A new Public Religion Research Institute poll finds that just 42 percent of Americans believe that the American Dream – the idea that if you work hard you can succeed – still exists, down 11 percent from 2012. Sadly, this is part of a growing trend reflected in polls throughout the years.
A CNN poll from June found that 59 percent of Americans said the American Dream was unattainable, and young adults, more than any other age group, were more likely to feel that way. A February McClatchy-Marist pollsshowed 80 percent say it’s harder to achieve the American Dream than ever before. A recent Washington Post poll finds that just 39 percent believe their children will have a better life than they have.
Aaron Blake writes for the Washington Post about the swelling pessimism of America under Obama:
[T]here is effectively a cottage industry of polling on the American Dream. It’s kind of a big deal here, after all, and is one of the best ways to ask Americans about their true views of the economy. And almost all of it shows hard times for the American Dream, in one way or another.
But before you attribute this decline to Republicans who are very unhappy with President Obama and his leadership, consider this: Republicans (55 percent) are far more likely to believe in the American Dream than Democrats (33 percent). The 2012 report, for instance, showed Republicans at 60 percent and Democrats at 50 percent. So the difference is mostly attributable to Democrats.
In large part that surprising finding owes to the fact that many of Obama’s core constituencies – young adults, Hispanics, and African Americans – are the ones that have suffered the most under his leadership.
Of course, President Obama is selling a different idea. He desperately wants people to believe that the he’s guided America through the rocky shoals of the recession and into the calm waters of recovery.
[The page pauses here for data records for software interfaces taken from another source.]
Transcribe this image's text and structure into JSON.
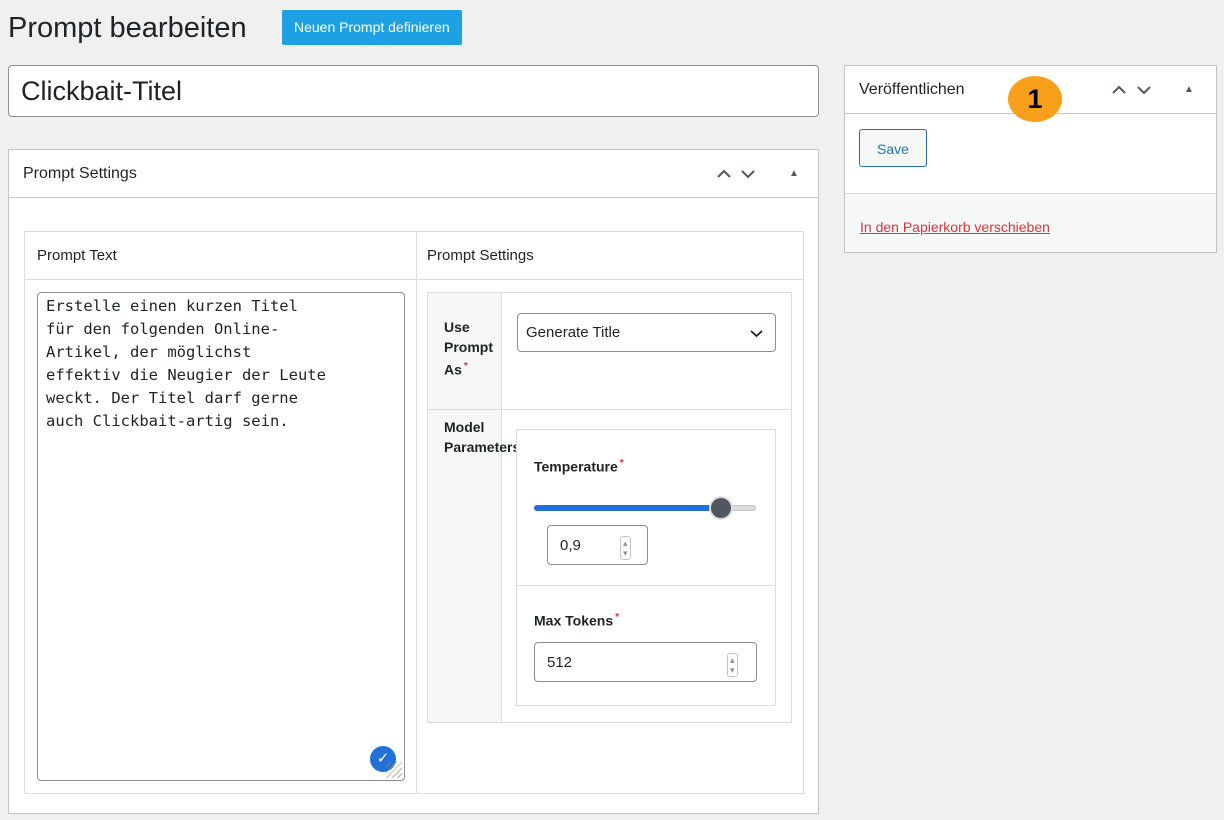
{
  "header": {
    "page_title": "Prompt bearbeiten",
    "add_new_label": "Neuen Prompt definieren"
  },
  "title_field": {
    "value": "Clickbait-Titel"
  },
  "main_box": {
    "title": "Prompt Settings",
    "controls": {
      "up": "^",
      "down": "v",
      "toggle": "▲"
    },
    "columns": {
      "left": "Prompt Text",
      "right": "Prompt Settings"
    },
    "prompt_text": "Erstelle einen kurzen Titel\nfür den folgenden Online-\nArtikel, der möglichst\neffektiv die Neugier der Leute\nweckt. Der Titel darf gerne\nauch Clickbait-artig sein.",
    "use_prompt_as": {
      "label_line1": "Use",
      "label_line2": "Prompt",
      "label_line3": "As",
      "required": "*",
      "selected": "Generate Title"
    },
    "model_params": {
      "label_line1": "Model",
      "label_line2": "Parameters",
      "temperature": {
        "label": "Temperature",
        "required": "*",
        "value": "0,9",
        "slider_fraction": 0.9
      },
      "max_tokens": {
        "label": "Max Tokens",
        "required": "*",
        "value": "512"
      }
    }
  },
  "publish_box": {
    "title": "Veröffentlichen",
    "controls": {
      "up": "^",
      "down": "v",
      "toggle": "▲"
    },
    "save_label": "Save",
    "trash_label": "In den Papierkorb verschieben",
    "badge": "1"
  },
  "colors": {
    "accent": "#2271b1",
    "add_new_bg": "#1ea1e4",
    "danger": "#d63638",
    "badge": "#f8a01b"
  }
}
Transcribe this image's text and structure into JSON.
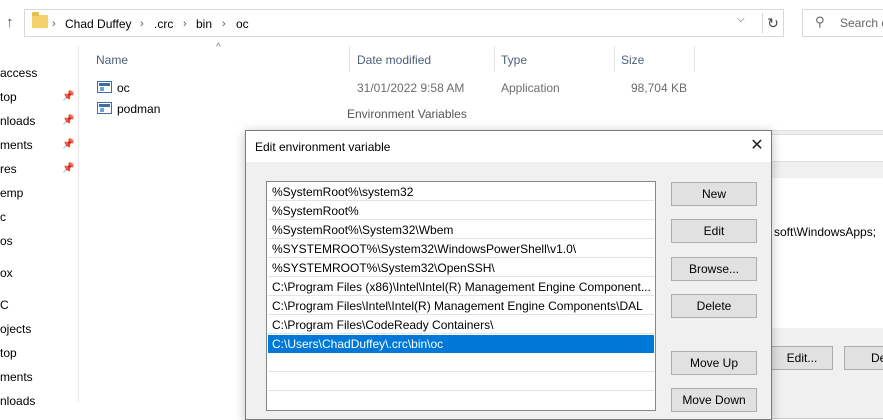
{
  "explorer": {
    "breadcrumbs": [
      "Chad Duffey",
      ".crc",
      "bin",
      "oc"
    ],
    "search_placeholder": "Search c",
    "nav_items": [
      {
        "label": "access",
        "pinned": false
      },
      {
        "label": "top",
        "pinned": true
      },
      {
        "label": "nloads",
        "pinned": true
      },
      {
        "label": "ments",
        "pinned": true
      },
      {
        "label": "res",
        "pinned": true
      },
      {
        "label": "emp",
        "pinned": false
      },
      {
        "label": "c",
        "pinned": false
      },
      {
        "label": "os",
        "pinned": false
      },
      {
        "label": "ox",
        "pinned": false
      },
      {
        "label": "C",
        "pinned": false
      },
      {
        "label": "ojects",
        "pinned": false
      },
      {
        "label": "top",
        "pinned": false
      },
      {
        "label": "ments",
        "pinned": false
      },
      {
        "label": "nloads",
        "pinned": false
      }
    ],
    "columns": {
      "name": "Name",
      "date": "Date modified",
      "type": "Type",
      "size": "Size"
    },
    "files": [
      {
        "name": "oc",
        "date": "31/01/2022 9:58 AM",
        "type": "Application",
        "size": "98,704 KB"
      },
      {
        "name": "podman",
        "date": "",
        "type": "",
        "size": ""
      }
    ]
  },
  "env_window": {
    "title": "Environment Variables",
    "path_value_fragment": "soft\\WindowsApps;",
    "edit_label": "Edit...",
    "delete_label": "De"
  },
  "dialog": {
    "title": "Edit environment variable",
    "close_glyph": "✕",
    "paths": [
      "%SystemRoot%\\system32",
      "%SystemRoot%",
      "%SystemRoot%\\System32\\Wbem",
      "%SYSTEMROOT%\\System32\\WindowsPowerShell\\v1.0\\",
      "%SYSTEMROOT%\\System32\\OpenSSH\\",
      "C:\\Program Files (x86)\\Intel\\Intel(R) Management Engine Component...",
      "C:\\Program Files\\Intel\\Intel(R) Management Engine Components\\DAL",
      "C:\\Program Files\\CodeReady Containers\\",
      "C:\\Users\\ChadDuffey\\.crc\\bin\\oc",
      "",
      ""
    ],
    "selected_index": 8,
    "buttons": {
      "new": "New",
      "edit": "Edit",
      "browse": "Browse...",
      "delete": "Delete",
      "move_up": "Move Up",
      "move_down": "Move Down"
    }
  }
}
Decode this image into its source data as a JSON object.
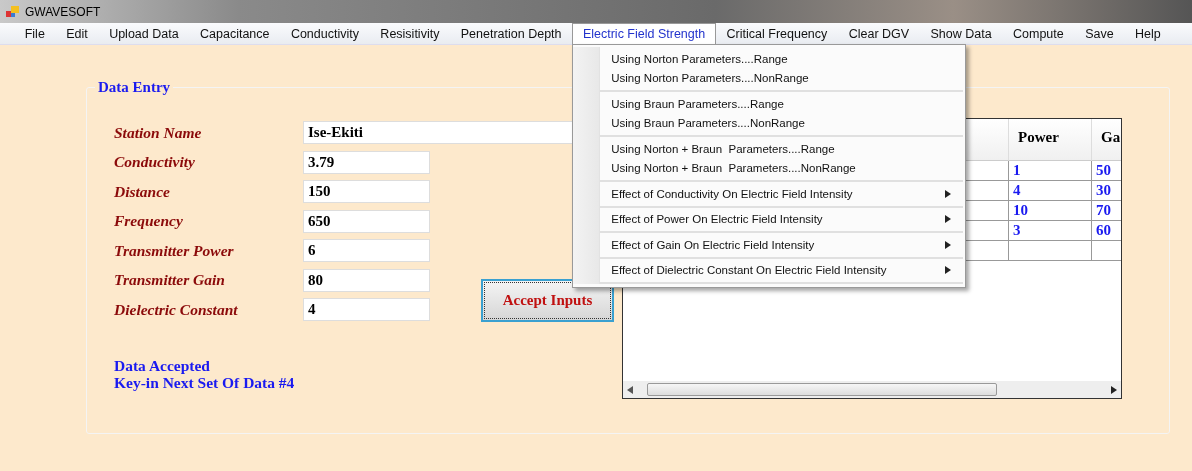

“I think you’d have to say that we’ve managed the economy pretty well and business has done okay,” President Obama recently told The Economist. “Since I have come into office, there’s almost no economic metric by which you couldn’t say that the U.S. economy is better and that corporate bottom lines are better. None.”
That’s not true. One need look no further than median household income to see why most hardworking Americans in this country continue to feel left out of whatever recovery the president is selling. A recent report by the Department of Commerce found that median income was $51,939 – eight percent lower than it was before the recession started. Incomes haven’t just stagnated. They’ve gone straight backwards.
This nation needs change. And it needs a new party to see it through. Here’s Sen. John Thune and Sen. Cathy McMorris Rodgers making the case on why that party should be Republicans:
In homes all across America, working parents struggle to pay their bills at the end of the month. College graduates move back in with their parents because student loan debts are so high. Young families juggle two jobs just to afford their rising health care premiums.
Our party has heard Americans’ concerns, and that’s why we’ve put forward hundreds of bills to help grow the economy, create jobs, expand opportunity and give American families hope for tomorrow. Our conversations with people back home, from the supermarket to the church pews to the doctor’s office, have helped us develop legislative solutions that will make life better for Americans in every corner of this country.
The contrast between the two parties couldn’t be more clear: Republicans are working to create jobs for Americans. Democrats are working to save their own.
So long as Harry Reid control the Senate with an iron grip, so long as Democrats continue to blockade tough votes, and so long as Republicans are left with no recourse for having to watch their ideas whither on the vine, nothing is going to change in Washington. And the American Dream we spoke of earlier? It will continue to become a distant memory.